  • Distressed M&A

The difficulties confronting the retail sector are evident from the rise in retail insolvencies during 2023 and the first half of 2024. The recent restructuring of The Body Shop exemplifies how these challenges, including the growth of e-commerce and shifts in consumer preferences, are impacting retailers across the board—from the very large and well known brands to small and medium-sized businesses. We expect this trend in distressed M&A will continue, driving some level of consolidation in the sector as the more financially stable companies look to scoop up brands, intellectual property and selected assets.

M&A outlook for consumer markets in the second half of 2024

We believe that the pressure to transform through M&A to meet rapidly evolving consumer needs remains as high as ever. As a result, we expect dealmakers will focus on transformation and deal readiness in the near-term, with dealmaking activity gathering pace over the next 6 to 12 months once overall market conditions ease and trading performance improves.

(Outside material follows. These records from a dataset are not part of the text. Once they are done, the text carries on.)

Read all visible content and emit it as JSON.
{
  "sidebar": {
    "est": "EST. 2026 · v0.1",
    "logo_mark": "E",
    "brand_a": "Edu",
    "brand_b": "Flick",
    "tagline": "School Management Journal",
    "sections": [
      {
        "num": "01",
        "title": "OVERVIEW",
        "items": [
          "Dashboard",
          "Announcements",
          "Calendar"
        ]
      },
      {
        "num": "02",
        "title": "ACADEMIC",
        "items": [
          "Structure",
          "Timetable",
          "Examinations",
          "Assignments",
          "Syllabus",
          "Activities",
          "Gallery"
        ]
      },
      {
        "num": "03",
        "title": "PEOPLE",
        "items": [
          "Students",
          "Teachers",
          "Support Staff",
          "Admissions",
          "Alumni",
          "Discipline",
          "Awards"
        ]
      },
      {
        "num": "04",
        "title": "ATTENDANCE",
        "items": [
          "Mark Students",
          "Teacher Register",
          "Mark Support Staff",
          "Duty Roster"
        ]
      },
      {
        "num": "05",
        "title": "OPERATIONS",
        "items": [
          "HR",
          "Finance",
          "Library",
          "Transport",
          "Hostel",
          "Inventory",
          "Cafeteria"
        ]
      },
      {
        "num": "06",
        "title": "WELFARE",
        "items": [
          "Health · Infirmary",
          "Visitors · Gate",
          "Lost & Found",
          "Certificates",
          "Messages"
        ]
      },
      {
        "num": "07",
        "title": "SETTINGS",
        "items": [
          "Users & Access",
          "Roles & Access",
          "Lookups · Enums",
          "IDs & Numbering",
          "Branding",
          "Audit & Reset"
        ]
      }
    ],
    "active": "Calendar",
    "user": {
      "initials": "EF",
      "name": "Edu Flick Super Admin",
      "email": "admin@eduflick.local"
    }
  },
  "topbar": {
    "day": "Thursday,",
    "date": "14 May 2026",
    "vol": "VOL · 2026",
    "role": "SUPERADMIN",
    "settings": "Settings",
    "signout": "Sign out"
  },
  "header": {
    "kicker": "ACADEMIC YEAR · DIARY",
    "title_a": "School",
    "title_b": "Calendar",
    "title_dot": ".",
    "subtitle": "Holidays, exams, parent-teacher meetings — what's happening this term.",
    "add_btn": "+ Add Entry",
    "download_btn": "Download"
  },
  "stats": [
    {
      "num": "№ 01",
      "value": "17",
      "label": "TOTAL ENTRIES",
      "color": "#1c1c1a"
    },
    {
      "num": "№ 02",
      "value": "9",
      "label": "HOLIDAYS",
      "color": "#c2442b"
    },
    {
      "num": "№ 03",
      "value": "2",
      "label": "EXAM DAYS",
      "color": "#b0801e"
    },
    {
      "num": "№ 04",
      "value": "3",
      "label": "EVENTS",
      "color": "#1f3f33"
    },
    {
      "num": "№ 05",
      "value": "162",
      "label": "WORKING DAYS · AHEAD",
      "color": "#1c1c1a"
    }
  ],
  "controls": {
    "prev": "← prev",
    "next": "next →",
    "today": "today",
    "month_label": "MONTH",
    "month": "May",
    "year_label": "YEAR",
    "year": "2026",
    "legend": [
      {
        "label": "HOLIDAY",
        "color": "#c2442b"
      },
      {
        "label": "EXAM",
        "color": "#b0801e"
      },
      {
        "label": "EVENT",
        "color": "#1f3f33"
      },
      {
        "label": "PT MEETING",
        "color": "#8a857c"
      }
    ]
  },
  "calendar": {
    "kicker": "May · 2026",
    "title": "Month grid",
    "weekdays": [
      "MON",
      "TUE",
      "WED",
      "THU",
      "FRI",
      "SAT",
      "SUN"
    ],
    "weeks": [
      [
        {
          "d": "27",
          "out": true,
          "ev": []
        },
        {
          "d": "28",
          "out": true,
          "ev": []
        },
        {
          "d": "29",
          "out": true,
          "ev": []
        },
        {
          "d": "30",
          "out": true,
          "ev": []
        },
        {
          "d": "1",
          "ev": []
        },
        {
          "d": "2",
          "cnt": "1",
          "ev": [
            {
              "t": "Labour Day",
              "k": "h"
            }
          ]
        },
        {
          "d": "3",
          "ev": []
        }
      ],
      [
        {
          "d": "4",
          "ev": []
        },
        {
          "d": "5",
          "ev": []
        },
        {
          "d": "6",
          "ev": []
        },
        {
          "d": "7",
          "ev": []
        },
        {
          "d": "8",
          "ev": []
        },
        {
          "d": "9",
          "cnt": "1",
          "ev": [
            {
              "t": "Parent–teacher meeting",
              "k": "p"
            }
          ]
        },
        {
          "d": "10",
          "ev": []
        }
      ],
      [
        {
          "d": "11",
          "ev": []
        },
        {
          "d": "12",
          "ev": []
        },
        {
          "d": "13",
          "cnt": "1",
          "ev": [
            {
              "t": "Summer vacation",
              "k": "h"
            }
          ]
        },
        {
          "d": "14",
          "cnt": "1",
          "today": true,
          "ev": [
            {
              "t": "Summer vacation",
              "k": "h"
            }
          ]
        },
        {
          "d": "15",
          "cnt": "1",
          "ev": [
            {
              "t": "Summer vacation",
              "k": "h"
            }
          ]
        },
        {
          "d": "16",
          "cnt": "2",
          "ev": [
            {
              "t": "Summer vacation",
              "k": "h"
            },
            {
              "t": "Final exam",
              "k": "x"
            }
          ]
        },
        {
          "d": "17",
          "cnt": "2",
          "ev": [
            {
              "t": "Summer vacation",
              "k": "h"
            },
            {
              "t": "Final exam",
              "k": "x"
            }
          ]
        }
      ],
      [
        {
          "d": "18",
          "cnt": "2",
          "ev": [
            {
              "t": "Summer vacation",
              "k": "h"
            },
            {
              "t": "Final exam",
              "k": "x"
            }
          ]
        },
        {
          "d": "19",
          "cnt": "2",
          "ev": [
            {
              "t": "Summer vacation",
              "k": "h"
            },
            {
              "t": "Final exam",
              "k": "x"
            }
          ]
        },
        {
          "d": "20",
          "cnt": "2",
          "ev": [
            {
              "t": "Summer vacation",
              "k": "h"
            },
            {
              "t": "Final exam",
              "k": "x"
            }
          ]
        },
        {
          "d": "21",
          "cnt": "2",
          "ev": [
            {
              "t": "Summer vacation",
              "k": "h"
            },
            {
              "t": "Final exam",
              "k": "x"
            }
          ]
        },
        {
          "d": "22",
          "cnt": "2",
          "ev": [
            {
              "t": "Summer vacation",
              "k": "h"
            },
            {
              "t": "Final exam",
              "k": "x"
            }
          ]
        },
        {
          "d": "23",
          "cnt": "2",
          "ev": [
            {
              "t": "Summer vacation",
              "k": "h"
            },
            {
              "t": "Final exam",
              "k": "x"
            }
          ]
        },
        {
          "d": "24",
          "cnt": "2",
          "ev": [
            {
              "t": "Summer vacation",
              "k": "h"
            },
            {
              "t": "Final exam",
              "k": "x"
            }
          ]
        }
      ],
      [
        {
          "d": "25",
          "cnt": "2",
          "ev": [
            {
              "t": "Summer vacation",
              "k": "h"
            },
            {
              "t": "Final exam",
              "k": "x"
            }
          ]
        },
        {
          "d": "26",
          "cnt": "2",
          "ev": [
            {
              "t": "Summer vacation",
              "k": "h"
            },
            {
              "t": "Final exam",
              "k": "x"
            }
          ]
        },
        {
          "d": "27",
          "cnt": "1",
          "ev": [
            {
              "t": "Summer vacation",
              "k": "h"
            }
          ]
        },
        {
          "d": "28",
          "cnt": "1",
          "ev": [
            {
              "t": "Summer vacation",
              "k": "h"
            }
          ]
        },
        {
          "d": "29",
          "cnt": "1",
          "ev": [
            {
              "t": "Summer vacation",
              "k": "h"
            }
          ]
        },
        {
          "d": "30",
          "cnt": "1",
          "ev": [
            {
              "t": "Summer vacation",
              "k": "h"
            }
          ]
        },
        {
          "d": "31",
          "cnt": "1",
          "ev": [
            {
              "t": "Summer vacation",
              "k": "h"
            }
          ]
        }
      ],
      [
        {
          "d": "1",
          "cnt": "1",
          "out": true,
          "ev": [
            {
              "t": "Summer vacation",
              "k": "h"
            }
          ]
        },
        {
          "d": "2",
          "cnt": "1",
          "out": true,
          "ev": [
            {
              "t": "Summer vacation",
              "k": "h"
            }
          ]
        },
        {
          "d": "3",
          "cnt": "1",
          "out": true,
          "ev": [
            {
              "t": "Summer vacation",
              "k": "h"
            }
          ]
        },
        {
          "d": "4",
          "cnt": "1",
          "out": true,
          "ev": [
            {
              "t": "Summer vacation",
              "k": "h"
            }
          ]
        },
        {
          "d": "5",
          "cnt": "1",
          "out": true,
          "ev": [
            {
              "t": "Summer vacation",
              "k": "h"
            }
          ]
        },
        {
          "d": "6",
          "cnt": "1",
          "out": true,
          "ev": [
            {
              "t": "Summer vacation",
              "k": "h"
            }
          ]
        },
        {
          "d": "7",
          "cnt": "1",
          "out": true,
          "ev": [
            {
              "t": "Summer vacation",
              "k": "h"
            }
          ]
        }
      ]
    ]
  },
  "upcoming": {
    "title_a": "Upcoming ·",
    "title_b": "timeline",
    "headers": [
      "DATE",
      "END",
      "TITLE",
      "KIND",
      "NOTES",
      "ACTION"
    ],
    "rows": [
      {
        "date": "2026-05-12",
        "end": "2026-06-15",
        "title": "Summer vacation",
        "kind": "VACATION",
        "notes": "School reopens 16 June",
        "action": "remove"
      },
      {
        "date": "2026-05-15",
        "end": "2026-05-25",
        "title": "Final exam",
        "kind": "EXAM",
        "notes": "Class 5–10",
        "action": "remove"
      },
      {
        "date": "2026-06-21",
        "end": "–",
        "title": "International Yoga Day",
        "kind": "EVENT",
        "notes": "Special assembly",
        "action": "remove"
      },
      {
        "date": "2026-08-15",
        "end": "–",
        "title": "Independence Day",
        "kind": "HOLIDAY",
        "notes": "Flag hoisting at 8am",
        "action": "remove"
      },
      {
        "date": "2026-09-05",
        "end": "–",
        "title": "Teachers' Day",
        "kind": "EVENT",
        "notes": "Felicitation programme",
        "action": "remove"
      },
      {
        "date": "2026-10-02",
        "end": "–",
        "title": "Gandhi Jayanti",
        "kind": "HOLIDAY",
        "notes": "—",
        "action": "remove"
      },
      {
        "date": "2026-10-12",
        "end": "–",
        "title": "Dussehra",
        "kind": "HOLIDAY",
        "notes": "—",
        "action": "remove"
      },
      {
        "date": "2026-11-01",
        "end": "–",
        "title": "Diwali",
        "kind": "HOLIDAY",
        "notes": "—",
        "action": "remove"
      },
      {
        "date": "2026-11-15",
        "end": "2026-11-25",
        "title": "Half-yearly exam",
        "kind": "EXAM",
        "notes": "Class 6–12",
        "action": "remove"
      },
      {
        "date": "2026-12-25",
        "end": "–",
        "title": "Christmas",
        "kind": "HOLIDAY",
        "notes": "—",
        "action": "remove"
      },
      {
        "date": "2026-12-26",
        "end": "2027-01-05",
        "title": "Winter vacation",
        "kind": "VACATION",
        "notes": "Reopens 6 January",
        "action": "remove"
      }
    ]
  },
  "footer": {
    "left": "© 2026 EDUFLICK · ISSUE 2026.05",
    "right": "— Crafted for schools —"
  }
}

Our commentary on M&A trends is based on data from industry-recognised sources and our own independent research. Data on M&A multiples are for Europe and North America as of 31 March 2024, based on data from Pitchbook published on 23 April 2024. Deal volumes and values referenced in this publication are based on officially announced transactions, excluding rumoured and withdrawn transactions, as provided by the London Stock Exchange Group (LSEG) as of 30 June 2024 and as accessed on 3 July 2024. Certain adjustments to source data have been made to align with PwC’s industry mapping. All dollar amounts are in US dollars.

Hervé Roesch is PwC’s global consumer markets deals leader. He is a partner with PwC UK. Elena Girlich is a senior manager with PwC Germany.

The authors would like to thank the following colleagues for their contributions: Renier van Aswegen, Dominik Baumeister, Mide Coker, Sabine Durand-Hayes, Anne-Lise Glauser, Lisa Hooker, Zelf Hussain, Rick Jones, Neil Sutton, Jacqueline Windsor and Christian Wulff.

Explore our local M&A Trends in Consumer Markets from the following countries or regions:

Want to know the M&A trends we expected we expected in Consumer Markets at the beginning of 2024?

Read our 2024 Outlook